Index of Authors Sipahi, T.  81 Smith, A.  160 Smith, B.  174 Smith, J.  6, 85, 86, 162 Smith, M.  297 Smith, P.  69, 89 Smith, W. C.  310, 312 Smith, W. R.  3, 4, 8, 162, 325 Sołtysiak, A.  229 Speiser, E.  57 Spencer, H.  312 Stavrakopolou, F.  23 Stepien, M.  167 Stewart, S.  242, 249, 256, 258, 260, 262, 263, 264, 265 Stiebing, W., Jr.  229 Stol, M.  202 Stone, E.  160, 210 Strabo 279 Straten, F. van  81, 120 Strobel, K.  249, 264 Stronach, D.  14 Sugiyama, S.  13 Summers, G.  257 Sürenhagen, D.  136, 137 Symes, S.  143 Tang, J.  316 Tatlock, J.  2, 7 Taylor, J.  127 Tefnin, R.  162 Testart, A.  6, 7, 79, 83, 88 Thomas, J.  108, 270 Tigay, J.  219 Tilley, C.  23 Tinney, S.  172 Todd, I.  81, 83 Toteva, G.  248 Trawick, M.  38, 51 Trigger, B.  5, 8, 9, 23, 171 Tsumura, D.  170, 173 Tsuneki, A.  90 Twigg, D.  60 Tylor, E.  3, 4 Ucko, P.  266 Valeri, V.  125 Varhelyi, Z.  280 Verano, J.  11, 13, 14 Verhoeven, M.  87, 120, 145 Vernant, J.-P.  11 Vila, E.  172 Villari, P.  87 Voigt, M. M.  9, 25, 33, 242, 244, 245, 246, 247, 248, 249, 250, 252, 257, 260, 261, 262, 263, 267, 276, 277, 285, 313

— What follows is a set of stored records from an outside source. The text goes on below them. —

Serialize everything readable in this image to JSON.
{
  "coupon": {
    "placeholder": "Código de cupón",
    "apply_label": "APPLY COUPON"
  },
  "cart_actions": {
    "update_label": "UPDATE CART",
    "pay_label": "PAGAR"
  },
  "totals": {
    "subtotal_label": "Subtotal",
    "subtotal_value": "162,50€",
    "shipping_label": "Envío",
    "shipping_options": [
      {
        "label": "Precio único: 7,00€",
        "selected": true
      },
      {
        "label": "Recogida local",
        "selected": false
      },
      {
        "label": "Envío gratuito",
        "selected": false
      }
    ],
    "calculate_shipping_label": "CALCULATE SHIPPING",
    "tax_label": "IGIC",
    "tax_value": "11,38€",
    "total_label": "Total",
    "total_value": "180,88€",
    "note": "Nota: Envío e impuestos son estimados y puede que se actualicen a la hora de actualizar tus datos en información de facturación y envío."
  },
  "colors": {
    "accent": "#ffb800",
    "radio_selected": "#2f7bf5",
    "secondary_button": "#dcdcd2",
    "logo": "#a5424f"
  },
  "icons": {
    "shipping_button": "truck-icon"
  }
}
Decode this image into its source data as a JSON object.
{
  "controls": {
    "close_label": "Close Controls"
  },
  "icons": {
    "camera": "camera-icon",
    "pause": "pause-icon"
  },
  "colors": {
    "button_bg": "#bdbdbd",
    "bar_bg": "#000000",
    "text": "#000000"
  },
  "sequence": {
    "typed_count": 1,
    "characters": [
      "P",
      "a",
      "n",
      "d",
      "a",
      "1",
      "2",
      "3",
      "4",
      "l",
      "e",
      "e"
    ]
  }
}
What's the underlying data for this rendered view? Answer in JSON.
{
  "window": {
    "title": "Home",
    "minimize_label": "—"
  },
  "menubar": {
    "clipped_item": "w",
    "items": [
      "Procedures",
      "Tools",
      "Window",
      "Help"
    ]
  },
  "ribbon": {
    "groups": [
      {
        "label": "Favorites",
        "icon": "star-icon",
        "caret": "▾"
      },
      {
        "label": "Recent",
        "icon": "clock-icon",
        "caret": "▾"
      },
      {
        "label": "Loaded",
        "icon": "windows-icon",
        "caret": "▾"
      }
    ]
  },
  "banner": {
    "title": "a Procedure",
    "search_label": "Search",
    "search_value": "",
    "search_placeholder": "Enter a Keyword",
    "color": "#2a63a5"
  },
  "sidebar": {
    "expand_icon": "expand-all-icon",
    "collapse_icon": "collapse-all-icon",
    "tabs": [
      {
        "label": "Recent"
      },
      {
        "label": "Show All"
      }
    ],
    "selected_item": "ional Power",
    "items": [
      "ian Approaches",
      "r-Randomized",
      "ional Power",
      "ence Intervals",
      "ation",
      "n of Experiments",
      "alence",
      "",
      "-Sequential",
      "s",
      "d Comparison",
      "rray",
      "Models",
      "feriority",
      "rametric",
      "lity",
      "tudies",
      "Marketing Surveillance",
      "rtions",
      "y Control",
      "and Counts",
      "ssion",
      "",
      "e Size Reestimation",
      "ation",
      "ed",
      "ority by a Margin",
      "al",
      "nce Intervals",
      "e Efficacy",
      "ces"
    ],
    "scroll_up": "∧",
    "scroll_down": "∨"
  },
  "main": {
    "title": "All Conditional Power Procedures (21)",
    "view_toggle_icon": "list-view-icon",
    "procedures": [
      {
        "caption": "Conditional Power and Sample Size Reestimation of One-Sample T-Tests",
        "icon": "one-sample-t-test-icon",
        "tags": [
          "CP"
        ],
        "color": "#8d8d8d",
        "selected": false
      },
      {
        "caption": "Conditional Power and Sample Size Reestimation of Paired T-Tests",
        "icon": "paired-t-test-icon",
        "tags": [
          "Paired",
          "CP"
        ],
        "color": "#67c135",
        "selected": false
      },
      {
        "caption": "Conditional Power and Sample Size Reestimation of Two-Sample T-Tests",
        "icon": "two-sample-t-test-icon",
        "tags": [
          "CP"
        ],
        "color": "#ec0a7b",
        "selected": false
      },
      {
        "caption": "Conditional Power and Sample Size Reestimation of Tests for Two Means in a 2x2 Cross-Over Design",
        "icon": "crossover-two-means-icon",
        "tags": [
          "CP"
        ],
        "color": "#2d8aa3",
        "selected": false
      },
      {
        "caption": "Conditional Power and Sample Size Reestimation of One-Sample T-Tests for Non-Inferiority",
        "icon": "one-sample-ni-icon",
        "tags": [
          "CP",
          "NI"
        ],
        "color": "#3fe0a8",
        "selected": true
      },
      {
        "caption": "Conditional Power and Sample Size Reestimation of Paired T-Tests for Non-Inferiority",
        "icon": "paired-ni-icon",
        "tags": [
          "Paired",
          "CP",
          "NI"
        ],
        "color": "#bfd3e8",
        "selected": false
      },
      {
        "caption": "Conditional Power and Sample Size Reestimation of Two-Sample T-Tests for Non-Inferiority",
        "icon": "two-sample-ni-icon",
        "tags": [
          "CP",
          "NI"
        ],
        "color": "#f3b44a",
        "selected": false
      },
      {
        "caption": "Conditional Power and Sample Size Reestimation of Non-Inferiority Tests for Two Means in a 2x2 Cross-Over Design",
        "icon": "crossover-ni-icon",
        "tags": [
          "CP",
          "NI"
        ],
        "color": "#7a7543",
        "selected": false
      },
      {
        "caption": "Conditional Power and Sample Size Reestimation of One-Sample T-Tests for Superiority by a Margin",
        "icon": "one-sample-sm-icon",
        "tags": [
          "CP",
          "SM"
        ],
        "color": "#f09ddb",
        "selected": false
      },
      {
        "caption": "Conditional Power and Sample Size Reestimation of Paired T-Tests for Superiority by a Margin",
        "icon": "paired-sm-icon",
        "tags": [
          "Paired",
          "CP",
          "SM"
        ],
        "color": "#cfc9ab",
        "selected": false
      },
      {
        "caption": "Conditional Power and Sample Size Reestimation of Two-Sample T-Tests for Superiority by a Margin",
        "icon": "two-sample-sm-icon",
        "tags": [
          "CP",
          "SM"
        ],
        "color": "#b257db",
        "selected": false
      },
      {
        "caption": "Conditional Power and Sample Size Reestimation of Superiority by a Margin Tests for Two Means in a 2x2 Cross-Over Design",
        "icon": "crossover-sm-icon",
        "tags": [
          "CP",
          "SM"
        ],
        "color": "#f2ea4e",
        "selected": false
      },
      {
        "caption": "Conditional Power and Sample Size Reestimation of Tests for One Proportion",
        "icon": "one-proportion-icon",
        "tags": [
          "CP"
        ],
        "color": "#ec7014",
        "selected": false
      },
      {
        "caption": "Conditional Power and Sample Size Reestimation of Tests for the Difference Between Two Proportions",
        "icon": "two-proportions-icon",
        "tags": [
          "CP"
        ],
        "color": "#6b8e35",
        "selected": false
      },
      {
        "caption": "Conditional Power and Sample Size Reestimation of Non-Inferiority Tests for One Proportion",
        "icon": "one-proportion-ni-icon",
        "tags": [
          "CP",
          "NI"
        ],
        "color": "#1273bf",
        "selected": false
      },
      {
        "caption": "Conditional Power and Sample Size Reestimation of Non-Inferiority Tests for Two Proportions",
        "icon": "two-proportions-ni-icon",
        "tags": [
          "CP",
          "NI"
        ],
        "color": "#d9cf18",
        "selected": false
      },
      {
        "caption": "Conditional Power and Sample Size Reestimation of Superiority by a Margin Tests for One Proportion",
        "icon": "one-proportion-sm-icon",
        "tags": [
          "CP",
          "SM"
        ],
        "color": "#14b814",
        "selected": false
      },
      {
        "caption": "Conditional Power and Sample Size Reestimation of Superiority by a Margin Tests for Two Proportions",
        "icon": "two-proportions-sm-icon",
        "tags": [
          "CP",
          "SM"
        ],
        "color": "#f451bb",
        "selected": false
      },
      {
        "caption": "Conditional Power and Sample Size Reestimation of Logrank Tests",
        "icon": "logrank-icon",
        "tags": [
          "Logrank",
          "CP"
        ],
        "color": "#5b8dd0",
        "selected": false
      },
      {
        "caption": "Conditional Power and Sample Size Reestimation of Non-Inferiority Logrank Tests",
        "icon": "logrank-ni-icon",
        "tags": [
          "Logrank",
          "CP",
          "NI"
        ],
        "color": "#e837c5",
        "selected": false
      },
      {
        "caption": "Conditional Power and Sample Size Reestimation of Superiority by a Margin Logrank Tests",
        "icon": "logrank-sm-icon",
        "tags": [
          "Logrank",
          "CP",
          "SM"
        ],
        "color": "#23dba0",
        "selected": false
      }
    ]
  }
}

Wadley, S.  45 Walker, L.  281, 282 Wapnish, P.  2, 3, 7, 11, 25, 172, 217, 218, 224, 225, 226, 230 Watanabe, K.  7 Watson, P.-J.  121 Way, K.  12, 172, 229 Weber, J.  3, 6, 15, 19, 20, 25, 33, 161, 162, 165, 168, 173, 191, 201, 311 Webster, J.  261 Weinfeld, M.  219, 222 Wells, M.  250, 262 Wells, P.  245 Wendrich, W.  61, 62 Wescott, D.  143 Wescott, M.  143 Wessing, R.  7 Whitehouse, R.  57, 67 White, T.  141, 142 Whiting, R.  299, 300 Whitley, D.  26 Wieberg, D.  143 Wiggerman, F.  202 Wilks, I.  6, 9 Williams, H.  121 Wilson, M.  69, 90 Winter, F.  262, 263, 282, 283 Winter, I.  34, 193, 207 Witzel, C.  145 Wolff, S.  227 Wood, A.  69, 87, 89 Woolley, C. L.  6, 125, 127, 128, 131, 133, 134, 135, 136, 137, 138, 139, 140, 141, 143, 144, 145, 147, 148, 150, 151, 153, 154, 160, 173, 203 Wright, D.  297 Wright, H.  127 Yoffee, N.  9 Young, R.  241, 259, 263, 264 Young, T.  241, 242, 244, 247, 248, 249, 250, 252, 256, 257, 258, 260, 261, 262, 266 Yuan, J.  321 Zarins, J.  168, 169, 172 Zeder, M.  249 Zettler, R. L.  1, 6, 18, 24, 34, 139, 152, 160, 173, 174, 203, 204, 206 Zeuner, F.  87 Zimmerman, P.  130, 131, 133